Picture this: you are an MLB pitcher, finishing your warm-up routine in the bullpen while your team, as visitors, is batting for the first time in the game you are going to be the starter. Between throws, you take a peek at the field and you see movement around the bases; your playmates are getting some hits and are about to get some runs on the scoreboard. In fact, a few minutes later, they get a couple of runs before surrendering the final out of the top of the first inning.
Good. You feel more confident now and you will take advantage of this. You are going to win today.
But, are you? Is it true, as the old thinking goes, that when a pitcher gets early backup they pitch better as they are more confident? Or that’s just baseless nonsense? Let’s find out.

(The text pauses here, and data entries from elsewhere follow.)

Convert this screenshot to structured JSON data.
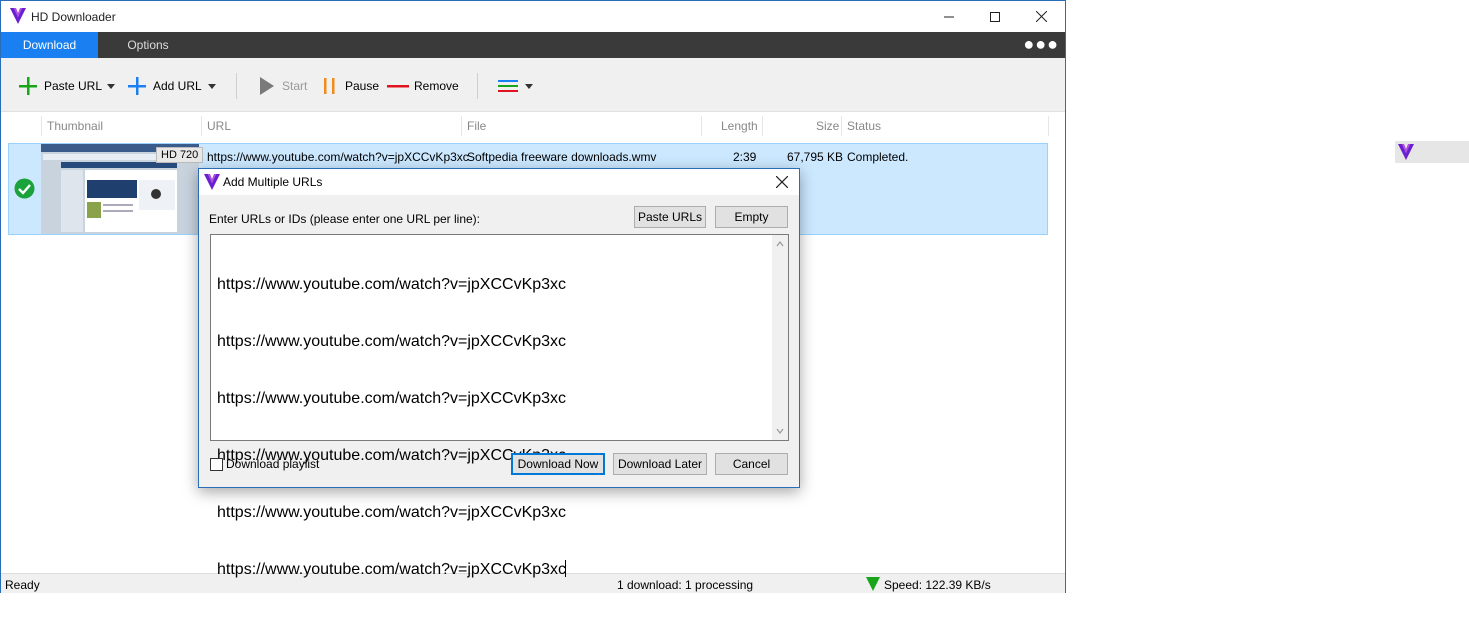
{
  "window": {
    "title": "HD Downloader",
    "controls": {
      "minimize": "minimize",
      "maximize": "maximize",
      "close": "close"
    }
  },
  "tabs": [
    {
      "label": "Download",
      "active": true
    },
    {
      "label": "Options",
      "active": false
    }
  ],
  "more_menu_icon": "more-icon",
  "toolbar": {
    "paste_url": "Paste URL",
    "add_url": "Add URL",
    "start": "Start",
    "pause": "Pause",
    "remove": "Remove"
  },
  "columns": {
    "thumbnail": "Thumbnail",
    "url": "URL",
    "file": "File",
    "length": "Length",
    "size": "Size",
    "status": "Status"
  },
  "downloads": [
    {
      "quality": "HD 720",
      "url": "https://www.youtube.com/watch?v=jpXCCvKp3xc",
      "file": "Softpedia freeware downloads.wmv",
      "length": "2:39",
      "size": "67,795 KB",
      "status": "Completed."
    }
  ],
  "dialog": {
    "title": "Add Multiple URLs",
    "prompt": "Enter URLs or IDs (please enter one URL per line):",
    "paste_urls": "Paste URLs",
    "empty": "Empty",
    "url_lines": [
      "https://www.youtube.com/watch?v=jpXCCvKp3xc",
      "https://www.youtube.com/watch?v=jpXCCvKp3xc",
      "https://www.youtube.com/watch?v=jpXCCvKp3xc",
      "https://www.youtube.com/watch?v=jpXCCvKp3xc",
      "https://www.youtube.com/watch?v=jpXCCvKp3xc",
      "https://www.youtube.com/watch?v=jpXCCvKp3xc"
    ],
    "download_playlist": "Download playlist",
    "download_playlist_checked": false,
    "download_now": "Download Now",
    "download_later": "Download Later",
    "cancel": "Cancel"
  },
  "statusbar": {
    "left": "Ready",
    "center": "1 download: 1 processing",
    "speed": "Speed: 122.39 KB/s"
  },
  "colors": {
    "accent": "#1a7ff0",
    "tabbar": "#3a3a3a",
    "selected_row": "#cce8ff",
    "logo_purple": "#6a1fd0",
    "plus_green": "#19a519",
    "plus_blue": "#1a7ff0",
    "pause_orange": "#f08c1e",
    "remove_red": "#e0141e"
  }
}
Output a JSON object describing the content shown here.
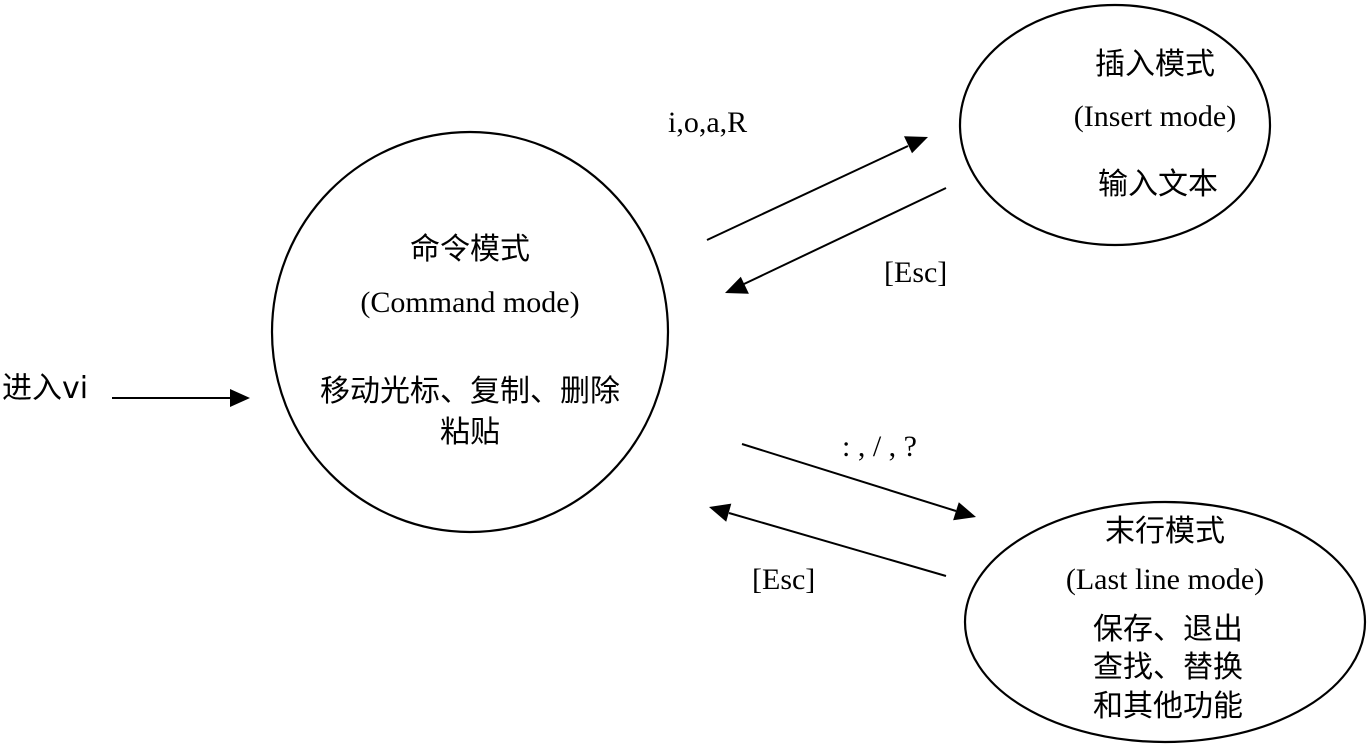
{
  "entry": {
    "label": "进入vi"
  },
  "command_mode": {
    "title": "命令模式",
    "subtitle": "(Command mode)",
    "desc_line1": "移动光标、复制、删除",
    "desc_line2": "粘贴"
  },
  "insert_mode": {
    "title": "插入模式",
    "subtitle": "(Insert mode)",
    "desc": "输入文本"
  },
  "last_line_mode": {
    "title": "末行模式",
    "subtitle": "(Last line mode)",
    "desc_line1": "保存、退出",
    "desc_line2": "查找、替换",
    "desc_line3": "和其他功能"
  },
  "transitions": {
    "to_insert": "i,o,a,R",
    "insert_to_command": "[Esc]",
    "to_last_line": ": , / , ?",
    "last_line_to_command": "[Esc]"
  }
}
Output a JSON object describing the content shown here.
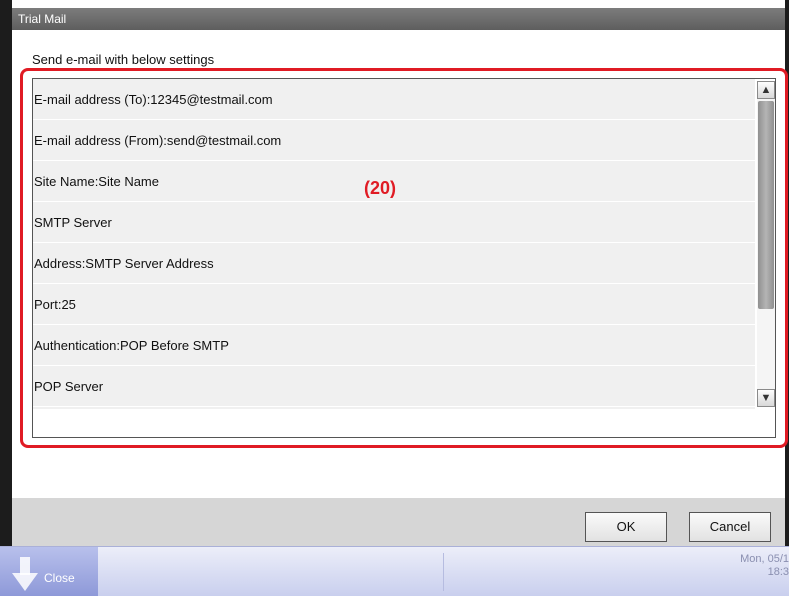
{
  "dialog": {
    "title": "Trial Mail",
    "instruction": "Send e-mail with below settings"
  },
  "settings": {
    "rows": [
      "E-mail address (To):12345@testmail.com",
      "E-mail address (From):send@testmail.com",
      "Site Name:Site Name",
      "SMTP Server",
      "Address:SMTP Server Address",
      "Port:25",
      "Authentication:POP Before SMTP",
      "POP Server"
    ]
  },
  "scroll": {
    "up_glyph": "▲",
    "down_glyph": "▼",
    "position": 0
  },
  "annotation": {
    "label": "(20)",
    "color": "#e01b24"
  },
  "buttons": {
    "ok_label": "OK",
    "cancel_label": "Cancel"
  },
  "taskbar": {
    "close_label": "Close",
    "close_icon": "down-arrow-icon",
    "date_partial": "Mon, 05/1",
    "time_partial": "18:3"
  }
}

In this shortened season, 162 times happened exactly that: visiting pitchers saw their teams score in their first time at bat: 68 times they scored 1 run, 53 two runs, 22 three runs, 14 four runs, 2 times five and 6 runs each and 1 time seven runs.
So, how did they perform after that? They should have done better than starters in general, right?
In that respect, starters in general that were eligible for a W (pitching at least 5 innings) had the following results regarding W-L decisions:
Starting pitchers, who went 5 IP or more, got the Win 45% of the times, losing 23% and leaving without decision 32% of those opportunities for a 55% combined Loss/No Decision; ERA for this group was 2.94, K/9 8.91, and BB/9 2.45. This will be our comparison group as we are assuming that pitchers with an early back up should be bound to pitch longer in the game, at least long enough to be eligible for the W.
In the 162 instances in which the visiting team scored 1 or more runs opening the game, giving their SP some early support, 101 of those times the SPs went to throw 5 or more innings and 62 times they got the Win, so 100 times either they lost or did not factor in the decision.
This is an eye-opener: those pitchers with early run support won fewer games (38%), percentage-wise, than the SPs in regular starts with 5 or more IP. The difference is short enough to consider it definitive, especially adding to the fact that the ERA for this group was significantly smaller, 2.06, so at least from the pitcher’s side, there was an impact. For the limited sample set of this short season, this is not an ideal situation to get any conclusion from but should raise interest for any further inquiries on the matter.
So, which pitchers got early back up most times? We can check that in this list:
Pitching for the Dodgers is kind of sweet, isn’t it? 40% of his starts, Clayton Kershaw started the game pitching with the cool advantage of having early run support. Trailing Kershaw’s four, Snell, Singer, Cole, Canning, Berríos, Gray and Howard had 3 each and then 25 other pitchers with 2.
How did that group fare in those opportunities? Some pitchers took more advantage than others, as Cole, Javier, Anderson, Gonzales, Scherzer, Bauer, Glasnow, and Eflin each won all of the multiple chances they got; Kershaw won 3 out of 4 and Snell 2 out of 3. But those were outliers as a whole they won 44% of the time, practically the same as the pitchers that went 5+ IP in general.
Keeping in mind the small sample, I find no evidence that getting a first-inning advantage increases the odds for a visiting SP to get a W in that type of games.
All data used was taken from https://stathead.com/baseball/, https://www.fangraphs.com/, https://baseballsavant.mlb.com/, and/or https://www.baseball-reference.com/, unless otherwise stated differently. pCRA data was taken from this Tableau, maintained by its creator Connor Kurcon.